■ **Directions**: For the word "Вставить", find each line in the entries where it occurs and copy that line.

(Beginning of Material provided)

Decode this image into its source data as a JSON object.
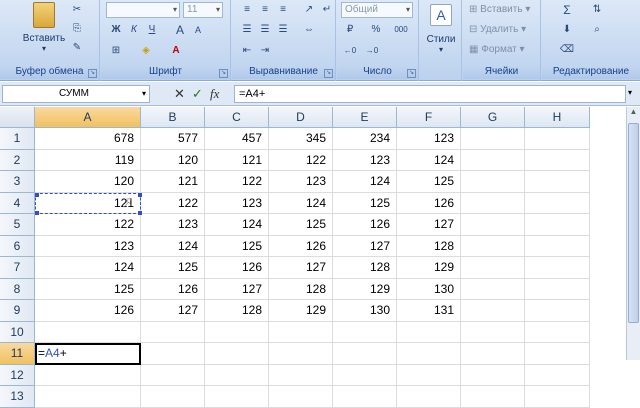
{
  "ribbon": {
    "clipboard": {
      "paste_label": "Вставить",
      "group_label": "Буфер обмена"
    },
    "font": {
      "size_value": "11",
      "bold": "Ж",
      "italic": "К",
      "underline": "Ч",
      "grow": "A",
      "shrink": "A",
      "group_label": "Шрифт"
    },
    "alignment": {
      "group_label": "Выравнивание"
    },
    "number": {
      "format_value": "Общий",
      "percent": "%",
      "thousands": "000",
      "group_label": "Число"
    },
    "styles": {
      "label": "Стили"
    },
    "cells": {
      "insert_label": "Вставить",
      "delete_label": "Удалить",
      "format_label": "Формат",
      "group_label": "Ячейки"
    },
    "editing": {
      "sum": "Σ",
      "group_label": "Редактирование"
    }
  },
  "formula_bar": {
    "name_box": "СУММ",
    "cancel": "✕",
    "enter": "✓",
    "fx": "fx",
    "formula": "=A4+"
  },
  "sheet": {
    "columns": [
      "A",
      "B",
      "C",
      "D",
      "E",
      "F",
      "G",
      "H"
    ],
    "rows": [
      {
        "n": "1",
        "cells": [
          "678",
          "577",
          "457",
          "345",
          "234",
          "123"
        ]
      },
      {
        "n": "2",
        "cells": [
          "119",
          "120",
          "121",
          "122",
          "123",
          "124"
        ]
      },
      {
        "n": "3",
        "cells": [
          "120",
          "121",
          "122",
          "123",
          "124",
          "125"
        ]
      },
      {
        "n": "4",
        "cells": [
          "121",
          "122",
          "123",
          "124",
          "125",
          "126"
        ]
      },
      {
        "n": "5",
        "cells": [
          "122",
          "123",
          "124",
          "125",
          "126",
          "127"
        ]
      },
      {
        "n": "6",
        "cells": [
          "123",
          "124",
          "125",
          "126",
          "127",
          "128"
        ]
      },
      {
        "n": "7",
        "cells": [
          "124",
          "125",
          "126",
          "127",
          "128",
          "129"
        ]
      },
      {
        "n": "8",
        "cells": [
          "125",
          "126",
          "127",
          "128",
          "129",
          "130"
        ]
      },
      {
        "n": "9",
        "cells": [
          "126",
          "127",
          "128",
          "129",
          "130",
          "131"
        ]
      },
      {
        "n": "10",
        "cells": [
          "",
          "",
          "",
          "",
          "",
          ""
        ]
      },
      {
        "n": "11",
        "cells": [
          "",
          "",
          "",
          "",
          "",
          ""
        ]
      },
      {
        "n": "12",
        "cells": [
          "",
          "",
          "",
          "",
          "",
          ""
        ]
      },
      {
        "n": "13",
        "cells": [
          "",
          "",
          "",
          "",
          "",
          ""
        ]
      }
    ],
    "active_cell_text": "=A4+",
    "reference_cell": "A4"
  },
  "colors": {
    "ribbon_bg": "#c9dbf2",
    "group_label": "#15428b",
    "reference_blue": "#2f4fc4",
    "header_selected": "#f1c15f"
  }
}
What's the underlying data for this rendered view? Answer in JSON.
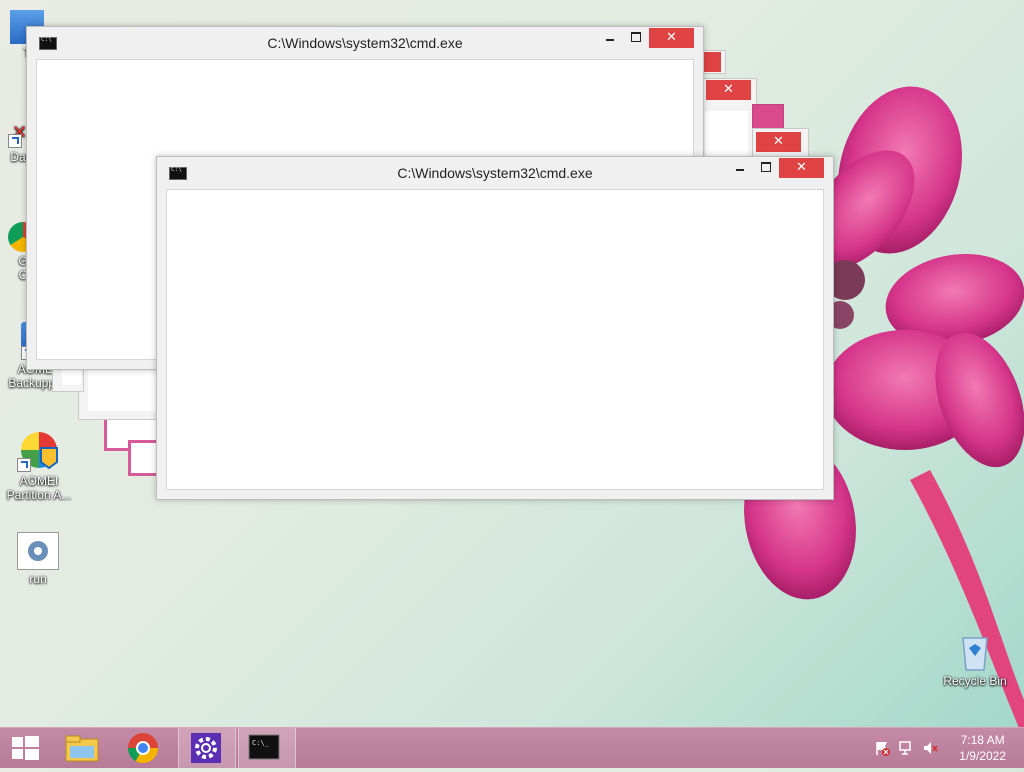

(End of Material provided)

■ **Response area**:
      "paste_label": "Вставить",
      "insert_label": "Вставить",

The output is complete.